What happens when the technology malfunctions ?
In addition, what happens if a driverless vehicle goes “rogue” ? Imagine this scenario
You’re cruising along the highway without a care in the world when suddenly you look at the management console in the vehicle to find that it’s running Windows – and it’s just blue screened…..
OK, perhaps not. But you get the subtle undertone of “maybe we should all get out and back in again” courtesy of Microsoft. The point here is that the vehicle in this instance could refuse manual override. At this stage, you’d need to consider your options – attempt to control the vehicle, or bail out (provided the doors where not locked). Worse still, the driverless vehicle could be subject to sudden intervention in the form of either a remote exploit or ransomware attack. Here’s another thought. In the right circumstances, a criminal gang could first determine your whereabouts by exploiting the GPS location from your smart device (think Find My iPhone) for example. It’s perfectly feasible that your handset is connected to the vehicle in some sort of fashion – be it Bluetooth or WiFi. Using a rogue access point, the gang could effectively determine the vehicle you are travelling in, gain remote control, and essential perform a virtual kidnap – a bit like bringing the pigeons to the cat. Too far fetched ? It’s not. Tesla already has the capability of summoning your vehicle to your doorstep via an app on the phone. Very convenient on a cold morning, but could this be an exploit waiting to be leveraged and executed ?
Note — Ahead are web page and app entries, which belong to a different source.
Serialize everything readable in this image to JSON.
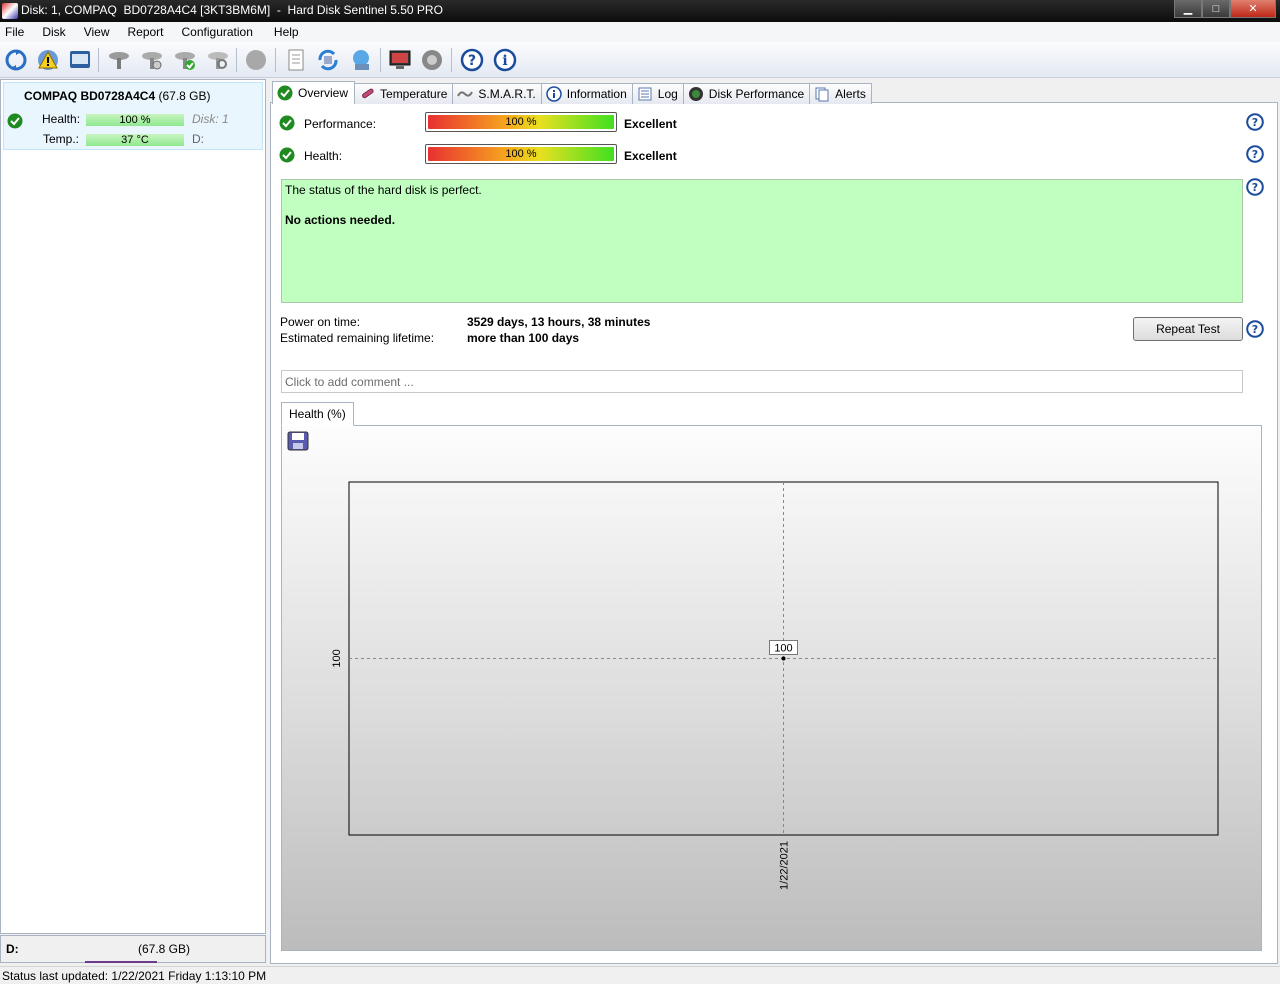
{
  "window": {
    "title": "Disk: 1, COMPAQ  BD0728A4C4 [3KT3BM6M]  -  Hard Disk Sentinel 5.50 PRO",
    "minimize": "▁",
    "maximize": "□",
    "close": "✕"
  },
  "menu": [
    "File",
    "Disk",
    "View",
    "Report",
    "Configuration",
    "Help"
  ],
  "disk_list": {
    "name": "COMPAQ  BD0728A4C4",
    "size": "(67.8 GB)",
    "health_label": "Health:",
    "health_value": "100 %",
    "health_percent": 100,
    "temp_label": "Temp.:",
    "temp_value": "37 °C",
    "disk_index": "Disk: 1",
    "drive_letter": "D:"
  },
  "volume": {
    "letter": "D:",
    "size": "(67.8 GB)"
  },
  "status_bar": "Status last updated: 1/22/2021 Friday 1:13:10 PM",
  "tabs": [
    {
      "label": "Overview",
      "icon": "check-icon",
      "active": true
    },
    {
      "label": "Temperature",
      "icon": "thermometer-icon",
      "active": false
    },
    {
      "label": "S.M.A.R.T.",
      "icon": "smart-icon",
      "active": false
    },
    {
      "label": "Information",
      "icon": "info-icon",
      "active": false
    },
    {
      "label": "Log",
      "icon": "log-icon",
      "active": false
    },
    {
      "label": "Disk Performance",
      "icon": "gauge-icon",
      "active": false
    },
    {
      "label": "Alerts",
      "icon": "alerts-icon",
      "active": false
    }
  ],
  "overview": {
    "performance": {
      "label": "Performance:",
      "bar_text": "100 %",
      "percent": 100,
      "rating": "Excellent"
    },
    "health": {
      "label": "Health:",
      "bar_text": "100 %",
      "percent": 100,
      "rating": "Excellent"
    },
    "status_line1": "The status of the hard disk is perfect.",
    "status_line2": "No actions needed.",
    "power_on_label": "Power on time:",
    "power_on_value": "3529 days, 13 hours, 38 minutes",
    "lifetime_label": "Estimated remaining lifetime:",
    "lifetime_value": "more than 100 days",
    "repeat_test": "Repeat Test",
    "comment_placeholder": "Click to add comment ...",
    "chart_tab": "Health (%)"
  },
  "colors": {
    "status_bg": "#c0ffc0",
    "ok_green": "#1f8a1f",
    "help_blue": "#1b4c9c"
  },
  "chart_data": {
    "type": "line",
    "x": [
      "1/22/2021"
    ],
    "series": [
      {
        "values": [
          100
        ]
      }
    ],
    "point_labels": [
      "100"
    ],
    "y_tick_labels": [
      "100"
    ],
    "x_tick_labels": [
      "1/22/2021"
    ],
    "grid": true
  }
}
The real problem with driverless vehicles is not just about safety – it’s also very much about security. It’s been proven several times that Tesla technology isn’t as safe as you’d like to think, and whilst these exploits are quickly patched, how many more are there ? In addition, over the air updates could also be subject to malicious intent – for example, a deliberately modified kernel and firmware could be downloaded autonomously by thousands of vehicles believing it is an legitimate update when in fact, the only “enhancement” it provides is to allow a remote attacker complete control of the vehicle (admittedly, this would require exploitation of the Tesla network in order to distribute the modified firmware, but with the dark web looking to recruit people “on the inside”, this is a very realistic threat). Tesla have enhanced the security of the vehicle CAN bus meaning that a key exchange only known to the vendor was required before an update was accepted. Despite the “what if”, this is still a very plausible scenario if you consider the previous point around “recruitment”.
There are wealth of possibilities that driverless technology could provide, but would you be really completely comfortable with both the security and safety aspect ?